> [DATA SHOWN]:

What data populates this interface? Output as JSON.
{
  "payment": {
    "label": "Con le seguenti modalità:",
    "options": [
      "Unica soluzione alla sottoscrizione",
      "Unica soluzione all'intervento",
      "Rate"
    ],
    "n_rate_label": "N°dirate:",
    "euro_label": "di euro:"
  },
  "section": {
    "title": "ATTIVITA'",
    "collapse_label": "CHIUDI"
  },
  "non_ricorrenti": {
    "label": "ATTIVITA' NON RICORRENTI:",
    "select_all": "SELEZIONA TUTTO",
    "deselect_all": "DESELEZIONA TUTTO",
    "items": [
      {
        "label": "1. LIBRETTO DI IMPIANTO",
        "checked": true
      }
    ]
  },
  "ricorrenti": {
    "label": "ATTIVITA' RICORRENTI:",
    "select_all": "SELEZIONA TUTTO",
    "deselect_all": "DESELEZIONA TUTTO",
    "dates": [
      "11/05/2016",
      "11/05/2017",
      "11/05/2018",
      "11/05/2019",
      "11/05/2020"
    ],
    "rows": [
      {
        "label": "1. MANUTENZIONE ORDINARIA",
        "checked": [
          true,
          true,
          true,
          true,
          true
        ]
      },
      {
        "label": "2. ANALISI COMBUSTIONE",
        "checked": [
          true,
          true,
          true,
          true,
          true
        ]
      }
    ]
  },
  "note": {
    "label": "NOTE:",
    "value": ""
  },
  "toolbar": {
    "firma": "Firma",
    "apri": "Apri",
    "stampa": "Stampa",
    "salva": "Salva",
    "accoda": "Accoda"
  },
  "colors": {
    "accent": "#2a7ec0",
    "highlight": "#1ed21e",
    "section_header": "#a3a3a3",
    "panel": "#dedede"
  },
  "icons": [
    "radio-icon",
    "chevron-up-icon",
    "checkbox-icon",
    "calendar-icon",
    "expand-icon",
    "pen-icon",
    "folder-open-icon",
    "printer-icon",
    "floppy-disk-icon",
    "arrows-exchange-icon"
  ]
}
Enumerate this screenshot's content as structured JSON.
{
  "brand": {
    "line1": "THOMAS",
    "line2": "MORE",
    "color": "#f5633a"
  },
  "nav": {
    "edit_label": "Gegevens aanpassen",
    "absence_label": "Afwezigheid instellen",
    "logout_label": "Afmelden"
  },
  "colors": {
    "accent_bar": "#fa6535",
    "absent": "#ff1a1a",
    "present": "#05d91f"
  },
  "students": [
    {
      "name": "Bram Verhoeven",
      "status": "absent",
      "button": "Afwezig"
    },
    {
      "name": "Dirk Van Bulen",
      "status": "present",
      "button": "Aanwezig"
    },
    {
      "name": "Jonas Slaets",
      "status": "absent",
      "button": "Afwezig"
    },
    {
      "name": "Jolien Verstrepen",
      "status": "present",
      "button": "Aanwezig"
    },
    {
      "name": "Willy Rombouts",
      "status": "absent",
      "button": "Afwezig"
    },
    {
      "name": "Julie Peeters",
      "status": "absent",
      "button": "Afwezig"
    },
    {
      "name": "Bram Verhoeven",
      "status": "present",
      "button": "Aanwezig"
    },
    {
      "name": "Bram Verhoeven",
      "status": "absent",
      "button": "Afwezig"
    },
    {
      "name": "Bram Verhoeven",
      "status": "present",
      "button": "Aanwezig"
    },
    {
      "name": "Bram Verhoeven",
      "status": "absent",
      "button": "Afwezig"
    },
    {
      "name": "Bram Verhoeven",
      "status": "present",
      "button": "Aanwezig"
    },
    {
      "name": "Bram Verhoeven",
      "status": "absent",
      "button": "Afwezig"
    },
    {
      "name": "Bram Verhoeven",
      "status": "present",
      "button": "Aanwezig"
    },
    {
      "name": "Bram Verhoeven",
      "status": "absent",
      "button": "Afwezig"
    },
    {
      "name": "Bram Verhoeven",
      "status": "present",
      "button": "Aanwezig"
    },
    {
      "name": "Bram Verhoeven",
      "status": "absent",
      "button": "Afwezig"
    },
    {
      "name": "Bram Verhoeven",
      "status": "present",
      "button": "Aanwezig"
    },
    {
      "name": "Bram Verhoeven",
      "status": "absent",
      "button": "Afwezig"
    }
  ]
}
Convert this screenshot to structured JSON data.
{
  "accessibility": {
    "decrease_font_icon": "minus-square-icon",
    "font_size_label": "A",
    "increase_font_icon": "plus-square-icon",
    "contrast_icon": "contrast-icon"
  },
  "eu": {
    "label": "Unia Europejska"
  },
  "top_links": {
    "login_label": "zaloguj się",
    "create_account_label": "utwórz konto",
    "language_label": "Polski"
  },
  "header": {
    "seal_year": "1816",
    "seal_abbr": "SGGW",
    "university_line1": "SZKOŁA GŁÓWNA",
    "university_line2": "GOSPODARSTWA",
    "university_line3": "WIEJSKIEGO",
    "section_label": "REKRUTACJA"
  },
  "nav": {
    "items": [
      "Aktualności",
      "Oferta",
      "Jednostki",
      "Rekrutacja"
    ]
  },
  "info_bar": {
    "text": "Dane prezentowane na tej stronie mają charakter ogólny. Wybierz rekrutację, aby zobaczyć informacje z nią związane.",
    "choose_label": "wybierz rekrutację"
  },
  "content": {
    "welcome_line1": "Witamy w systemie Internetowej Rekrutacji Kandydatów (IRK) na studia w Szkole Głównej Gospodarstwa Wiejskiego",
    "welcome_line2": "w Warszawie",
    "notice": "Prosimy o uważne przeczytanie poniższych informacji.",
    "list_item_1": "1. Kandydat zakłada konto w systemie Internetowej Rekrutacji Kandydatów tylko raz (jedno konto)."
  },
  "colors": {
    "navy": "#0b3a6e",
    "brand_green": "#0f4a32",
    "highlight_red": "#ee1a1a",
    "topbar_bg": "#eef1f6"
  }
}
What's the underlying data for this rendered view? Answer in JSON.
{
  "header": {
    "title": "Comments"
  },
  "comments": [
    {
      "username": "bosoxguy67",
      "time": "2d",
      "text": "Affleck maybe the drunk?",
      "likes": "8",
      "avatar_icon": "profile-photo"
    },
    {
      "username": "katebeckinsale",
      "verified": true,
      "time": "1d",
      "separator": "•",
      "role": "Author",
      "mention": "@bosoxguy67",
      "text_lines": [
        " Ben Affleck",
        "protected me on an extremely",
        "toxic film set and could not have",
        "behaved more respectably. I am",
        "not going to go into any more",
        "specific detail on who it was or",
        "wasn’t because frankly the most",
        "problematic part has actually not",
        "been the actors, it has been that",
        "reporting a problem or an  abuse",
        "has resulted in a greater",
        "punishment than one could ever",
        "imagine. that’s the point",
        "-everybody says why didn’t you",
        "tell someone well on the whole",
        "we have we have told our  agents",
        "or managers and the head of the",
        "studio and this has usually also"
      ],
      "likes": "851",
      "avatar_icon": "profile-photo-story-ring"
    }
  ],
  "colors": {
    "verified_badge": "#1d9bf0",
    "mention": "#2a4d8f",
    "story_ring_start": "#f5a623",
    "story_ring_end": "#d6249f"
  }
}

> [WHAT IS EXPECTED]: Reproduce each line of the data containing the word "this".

> [EXERCISE RESULT]:
What data populates this interface? Output as JSON.
Enumerate this screenshot's content as structured JSON.
Convert this screenshot to structured JSON data.
What's the underlying data for this rendered view? Answer in JSON.
        "studio and this has usually also"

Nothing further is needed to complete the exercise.